YOUR ASSIGNMENT - Work out how many lines in the data hold the word "Motion", and reply with that number only.

◆ ◆ ◆ ◆

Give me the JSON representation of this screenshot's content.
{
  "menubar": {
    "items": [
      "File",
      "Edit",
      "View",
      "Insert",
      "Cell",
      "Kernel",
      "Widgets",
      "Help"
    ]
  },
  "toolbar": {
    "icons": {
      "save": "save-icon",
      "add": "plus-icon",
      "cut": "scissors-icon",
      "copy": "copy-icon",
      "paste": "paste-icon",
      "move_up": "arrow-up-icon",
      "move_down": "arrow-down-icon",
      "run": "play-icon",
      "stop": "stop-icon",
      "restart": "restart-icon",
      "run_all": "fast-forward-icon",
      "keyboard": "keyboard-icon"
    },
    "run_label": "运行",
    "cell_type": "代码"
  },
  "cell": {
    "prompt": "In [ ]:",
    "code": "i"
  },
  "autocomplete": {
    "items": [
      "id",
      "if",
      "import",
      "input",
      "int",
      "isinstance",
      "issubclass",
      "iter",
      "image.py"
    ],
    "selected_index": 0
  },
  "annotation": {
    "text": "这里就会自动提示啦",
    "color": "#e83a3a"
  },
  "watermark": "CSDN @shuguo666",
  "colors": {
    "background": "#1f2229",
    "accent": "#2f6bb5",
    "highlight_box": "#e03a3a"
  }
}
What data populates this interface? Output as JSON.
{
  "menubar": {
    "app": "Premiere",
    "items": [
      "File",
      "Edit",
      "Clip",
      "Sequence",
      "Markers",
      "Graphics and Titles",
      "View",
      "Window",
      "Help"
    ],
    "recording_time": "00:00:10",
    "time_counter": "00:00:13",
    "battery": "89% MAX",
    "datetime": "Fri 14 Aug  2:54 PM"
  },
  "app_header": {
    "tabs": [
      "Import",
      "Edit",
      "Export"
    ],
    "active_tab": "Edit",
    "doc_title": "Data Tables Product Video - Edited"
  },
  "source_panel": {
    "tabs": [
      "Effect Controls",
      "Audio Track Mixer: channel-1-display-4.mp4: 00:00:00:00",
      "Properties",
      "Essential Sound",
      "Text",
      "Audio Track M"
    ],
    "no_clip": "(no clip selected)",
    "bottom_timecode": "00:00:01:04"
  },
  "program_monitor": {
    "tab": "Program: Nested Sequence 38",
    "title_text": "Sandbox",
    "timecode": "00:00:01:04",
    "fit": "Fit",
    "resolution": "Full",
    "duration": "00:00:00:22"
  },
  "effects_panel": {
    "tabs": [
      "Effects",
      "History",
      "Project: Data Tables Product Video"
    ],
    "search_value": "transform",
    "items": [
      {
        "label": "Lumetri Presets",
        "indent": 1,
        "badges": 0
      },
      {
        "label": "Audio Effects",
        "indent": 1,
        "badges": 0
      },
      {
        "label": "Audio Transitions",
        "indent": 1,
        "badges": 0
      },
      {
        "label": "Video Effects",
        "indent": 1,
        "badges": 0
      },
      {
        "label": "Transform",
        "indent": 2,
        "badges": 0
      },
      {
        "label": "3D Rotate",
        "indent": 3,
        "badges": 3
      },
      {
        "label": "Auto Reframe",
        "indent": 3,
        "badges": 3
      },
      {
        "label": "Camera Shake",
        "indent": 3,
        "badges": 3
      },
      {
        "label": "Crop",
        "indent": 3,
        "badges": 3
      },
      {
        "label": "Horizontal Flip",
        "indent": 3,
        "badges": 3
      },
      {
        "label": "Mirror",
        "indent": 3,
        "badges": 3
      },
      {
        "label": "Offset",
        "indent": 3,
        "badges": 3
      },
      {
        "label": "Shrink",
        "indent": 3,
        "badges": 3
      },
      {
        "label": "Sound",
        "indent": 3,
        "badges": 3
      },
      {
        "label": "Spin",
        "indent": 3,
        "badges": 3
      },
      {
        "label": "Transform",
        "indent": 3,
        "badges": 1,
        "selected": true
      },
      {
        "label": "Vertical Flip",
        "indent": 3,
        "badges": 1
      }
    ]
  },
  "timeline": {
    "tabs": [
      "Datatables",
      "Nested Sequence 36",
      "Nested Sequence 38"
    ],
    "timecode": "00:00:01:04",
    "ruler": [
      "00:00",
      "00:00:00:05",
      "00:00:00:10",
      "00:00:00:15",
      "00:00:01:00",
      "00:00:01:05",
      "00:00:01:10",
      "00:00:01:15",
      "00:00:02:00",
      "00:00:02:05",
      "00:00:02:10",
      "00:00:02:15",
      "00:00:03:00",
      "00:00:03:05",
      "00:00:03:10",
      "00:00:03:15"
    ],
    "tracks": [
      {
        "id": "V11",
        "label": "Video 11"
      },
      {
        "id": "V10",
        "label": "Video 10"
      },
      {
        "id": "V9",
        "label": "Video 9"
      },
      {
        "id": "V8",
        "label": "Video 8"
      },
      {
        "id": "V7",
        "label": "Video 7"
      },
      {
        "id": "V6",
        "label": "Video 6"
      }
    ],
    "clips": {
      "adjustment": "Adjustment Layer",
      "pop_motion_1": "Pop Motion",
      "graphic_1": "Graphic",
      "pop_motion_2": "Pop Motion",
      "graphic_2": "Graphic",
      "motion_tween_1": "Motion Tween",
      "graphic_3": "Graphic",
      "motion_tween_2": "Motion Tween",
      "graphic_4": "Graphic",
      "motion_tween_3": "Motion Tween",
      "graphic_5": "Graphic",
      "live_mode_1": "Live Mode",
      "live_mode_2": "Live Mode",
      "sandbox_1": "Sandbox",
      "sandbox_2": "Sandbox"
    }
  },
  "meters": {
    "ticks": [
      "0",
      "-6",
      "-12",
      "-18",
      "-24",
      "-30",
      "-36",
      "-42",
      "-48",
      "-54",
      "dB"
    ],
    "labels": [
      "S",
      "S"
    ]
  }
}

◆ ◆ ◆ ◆

ANSWER SECTION - 5